Texas Afl-cio Scholarship Program Awards 28 Grants; Scholarship Amounts Raised to $1,500 Starting in 2018
Students from 28 union families in Texas received $1,000 scholarships toward the college, university or trade school of their choice following completion of the 2016-2017 Texas AFL-CIO Scholarship Program.
In a major development that will affect the program in the future, delegates to the 2017 Texas AFL-CIO Constitutional Convention voted to raise the grant amount for future winners to $1,500 – the first time the amount has been raised in more than two decades.

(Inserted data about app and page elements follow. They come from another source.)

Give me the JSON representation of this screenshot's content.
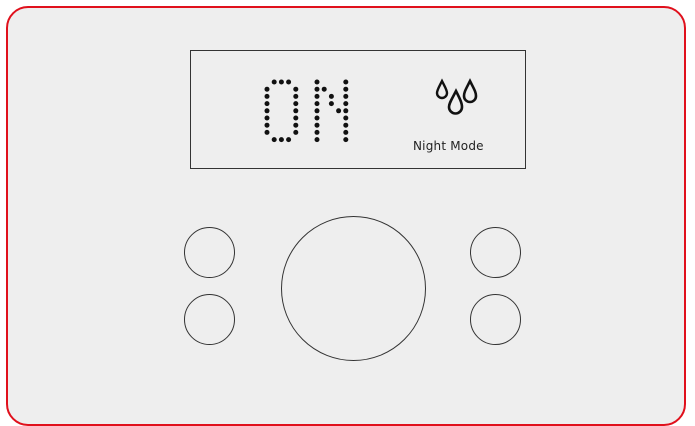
{
  "display": {
    "status_text": "ON",
    "mode_label": "Night Mode",
    "mode_icon": "water-drops-icon"
  },
  "controls": {
    "left_top": "round-button",
    "left_bottom": "round-button",
    "center": "dial-button",
    "right_top": "round-button",
    "right_bottom": "round-button"
  },
  "colors": {
    "frame_border": "#e0101c",
    "panel_background": "#eeeeee",
    "segment_dots": "#111111"
  }
}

“The Texas AFL-CIO Scholarship Committee, the Executive Board of the Texas AFL-CIO and delegates to the convention all agreed that funding for the scholarship needed to increase significantly to give students more help with ever-increasing bills for their educations,” Texas AFL-CIO President Rick Levy said. “This increase makes up for much of the buying power of the scholarship that has been lost to inflation.”
“The program remains one of our favorite tasks at the state labor federation,” Levy said, “and it would not be possible at this level without the continuing generosity of donors to the Texas AFL-CIO Scholarship Fund and to volunteers in local labor bodies across the state who help run the program.”
In addition to providing assistance to students, the scholarship application process involves discussion of the basics of the labor movement with a couple hundred applicants each year. A revised Texas AFL-CIO Scholarship Exam this year placed a heavier emphasis on fundamentals of union history and the scholarship process continues to include an interview with committees set up by Central Labor Councils and the Gulf Coast Area Labor Federation.
Besides the exam, criteria for the scholarships for high school seniors include academic achievement, extracurricular activities and financial need.
Continuing Scholarships, which go to a pool of college students who won a scholarship as high school seniors, place emphasis on students’ volunteer and public service actions. This year, six students received the continuing award.
To be eligible for the program, one of a student’s parents or legal guardians must be a member of a labor union that is affiliated both with its Central Labor Council and the Texas AFL-CIO. The CLC requirement is waived if the student lives in a part of Texas that does not have CLC (or ALF) jurisdiction.
The Texas AFL-CIO pays the one-time grants directly to college financial aid offices to be credited to the accounts of recipients.
The Scholarship Fund is a 501(c)(3) organization, allowing donors to deduct contributions on federal income tax returns to the full extent of the law.
Levy thanked the Texas AFL-CIO Scholarship Committee for its service. Panel members include Jeff Darby (AFGE), Chair; Katherine Thompson (OPEIU), Co-Chair; Clara Caldwell (APRI); Lee Medley (USW); LaTonia Benoit (TWU); B.R. Williams (ILA); Ray McMurrey (AFT); Judy Cortez (AFSCME); and Michael Murphy (IBEW).
Once again, the death of beloved labor leaders spurred donations to the scholarship fund. The Texas AFL-CIO is posting lists of all donors and those memorialized along with the list of scholarships winners.
Donors of one or more full scholarships include: IBEW Local 716, ILA Local 28, IUOE Local 450, Plumbers & Pipefitters Local 286, Plumbers Local 68, Texas AFT, Joe D. & Dorothy Gunn (memorial), Texas State Council of Machinists (in memory of George Hooper), American Income Life and the Texas Building & Construction Trades Council.
The Scholarship Committee voted this year to designate one scholarship in honor of former Texas AFL-CIO President Becky Moeller.
The Texas AFL-CIO Education Department mailed scholarship packets for the 2018 program to Central Labor Councils in late October and is in the review process of applicants we recieved.